#### Work to be completed:
Output the entries below without any alteration.

-- Opening Marker --

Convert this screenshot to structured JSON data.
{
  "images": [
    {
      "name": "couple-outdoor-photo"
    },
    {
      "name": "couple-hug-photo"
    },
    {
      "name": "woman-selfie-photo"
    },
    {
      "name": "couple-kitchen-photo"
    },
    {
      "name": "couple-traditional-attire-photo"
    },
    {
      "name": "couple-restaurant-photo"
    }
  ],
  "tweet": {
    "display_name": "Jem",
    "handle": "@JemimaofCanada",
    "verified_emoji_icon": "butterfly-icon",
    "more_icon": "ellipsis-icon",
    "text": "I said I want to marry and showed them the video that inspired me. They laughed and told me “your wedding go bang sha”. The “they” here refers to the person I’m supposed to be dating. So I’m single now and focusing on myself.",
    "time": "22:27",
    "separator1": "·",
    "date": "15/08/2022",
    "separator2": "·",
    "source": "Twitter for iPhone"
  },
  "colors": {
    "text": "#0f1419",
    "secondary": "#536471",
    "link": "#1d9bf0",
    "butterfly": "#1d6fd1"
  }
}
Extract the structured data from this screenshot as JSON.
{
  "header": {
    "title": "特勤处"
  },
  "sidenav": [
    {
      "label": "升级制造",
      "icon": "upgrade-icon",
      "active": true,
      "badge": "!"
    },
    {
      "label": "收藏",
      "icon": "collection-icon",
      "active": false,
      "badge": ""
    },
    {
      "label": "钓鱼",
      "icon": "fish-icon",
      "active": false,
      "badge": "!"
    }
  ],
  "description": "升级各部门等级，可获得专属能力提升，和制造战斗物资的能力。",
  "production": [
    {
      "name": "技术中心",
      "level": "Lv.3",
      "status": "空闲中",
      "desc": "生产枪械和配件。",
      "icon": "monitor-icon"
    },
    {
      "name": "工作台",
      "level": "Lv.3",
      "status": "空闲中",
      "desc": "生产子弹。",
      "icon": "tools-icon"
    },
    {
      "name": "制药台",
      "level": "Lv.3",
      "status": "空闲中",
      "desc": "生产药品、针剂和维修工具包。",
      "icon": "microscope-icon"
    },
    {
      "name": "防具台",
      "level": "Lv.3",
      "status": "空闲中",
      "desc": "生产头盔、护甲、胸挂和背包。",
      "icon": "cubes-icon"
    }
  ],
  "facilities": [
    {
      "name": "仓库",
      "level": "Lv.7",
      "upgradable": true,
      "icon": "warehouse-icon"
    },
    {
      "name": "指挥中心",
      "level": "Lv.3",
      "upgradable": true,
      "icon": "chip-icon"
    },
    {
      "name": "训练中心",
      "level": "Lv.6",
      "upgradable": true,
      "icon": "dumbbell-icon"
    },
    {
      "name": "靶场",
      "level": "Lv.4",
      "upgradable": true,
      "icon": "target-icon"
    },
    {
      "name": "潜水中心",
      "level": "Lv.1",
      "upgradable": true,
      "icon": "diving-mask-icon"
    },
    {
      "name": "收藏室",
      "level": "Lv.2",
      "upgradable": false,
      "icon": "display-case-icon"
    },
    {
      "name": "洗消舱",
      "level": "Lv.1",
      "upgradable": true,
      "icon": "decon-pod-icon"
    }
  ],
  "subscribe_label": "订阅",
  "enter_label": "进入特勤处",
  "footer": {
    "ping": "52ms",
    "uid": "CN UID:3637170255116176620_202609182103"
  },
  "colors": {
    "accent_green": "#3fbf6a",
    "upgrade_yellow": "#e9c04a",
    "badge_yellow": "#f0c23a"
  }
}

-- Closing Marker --

#### Response to the exercise:
Convert this screenshot to structured JSON data.
{
  "images": [
    {
      "name": "couple-outdoor-photo"
    },
    {
      "name": "couple-hug-photo"
    },
    {
      "name": "woman-selfie-photo"
    },
    {
      "name": "couple-kitchen-photo"
    },
    {
      "name": "couple-traditional-attire-photo"
    },
    {
      "name": "couple-restaurant-photo"
    }
  ],
  "tweet": {
    "display_name": "Jem",
    "handle": "@JemimaofCanada",
    "verified_emoji_icon": "butterfly-icon",
    "more_icon": "ellipsis-icon",
    "text": "I said I want to marry and showed them the video that inspired me. They laughed and told me “your wedding go bang sha”. The “they” here refers to the person I’m supposed to be dating. So I’m single now and focusing on myself.",
    "time": "22:27",
    "separator1": "·",
    "date": "15/08/2022",
    "separator2": "·",
    "source": "Twitter for iPhone"
  },
  "colors": {
    "text": "#0f1419",
    "secondary": "#536471",
    "link": "#1d9bf0",
    "butterfly": "#1d6fd1"
  }
}
Extract the structured data from this screenshot as JSON.
{
  "header": {
    "title": "特勤处"
  },
  "sidenav": [
    {
      "label": "升级制造",
      "icon": "upgrade-icon",
      "active": true,
      "badge": "!"
    },
    {
      "label": "收藏",
      "icon": "collection-icon",
      "active": false,
      "badge": ""
    },
    {
      "label": "钓鱼",
      "icon": "fish-icon",
      "active": false,
      "badge": "!"
    }
  ],
  "description": "升级各部门等级，可获得专属能力提升，和制造战斗物资的能力。",
  "production": [
    {
      "name": "技术中心",
      "level": "Lv.3",
      "status": "空闲中",
      "desc": "生产枪械和配件。",
      "icon": "monitor-icon"
    },
    {
      "name": "工作台",
      "level": "Lv.3",
      "status": "空闲中",
      "desc": "生产子弹。",
      "icon": "tools-icon"
    },
    {
      "name": "制药台",
      "level": "Lv.3",
      "status": "空闲中",
      "desc": "生产药品、针剂和维修工具包。",
      "icon": "microscope-icon"
    },
    {
      "name": "防具台",
      "level": "Lv.3",
      "status": "空闲中",
      "desc": "生产头盔、护甲、胸挂和背包。",
      "icon": "cubes-icon"
    }
  ],
  "facilities": [
    {
      "name": "仓库",
      "level": "Lv.7",
      "upgradable": true,
      "icon": "warehouse-icon"
    },
    {
      "name": "指挥中心",
      "level": "Lv.3",
      "upgradable": true,
      "icon": "chip-icon"
    },
    {
      "name": "训练中心",
      "level": "Lv.6",
      "upgradable": true,
      "icon": "dumbbell-icon"
    },
    {
      "name": "靶场",
      "level": "Lv.4",
      "upgradable": true,
      "icon": "target-icon"
    },
    {
      "name": "潜水中心",
      "level": "Lv.1",
      "upgradable": true,
      "icon": "diving-mask-icon"
    },
    {
      "name": "收藏室",
      "level": "Lv.2",
      "upgradable": false,
      "icon": "display-case-icon"
    },
    {
      "name": "洗消舱",
      "level": "Lv.1",
      "upgradable": true,
      "icon": "decon-pod-icon"
    }
  ],
  "subscribe_label": "订阅",
  "enter_label": "进入特勤处",
  "footer": {
    "ping": "52ms",
    "uid": "CN UID:3637170255116176620_202609182103"
  },
  "colors": {
    "accent_green": "#3fbf6a",
    "upgrade_yellow": "#e9c04a",
    "badge_yellow": "#f0c23a"
  }
}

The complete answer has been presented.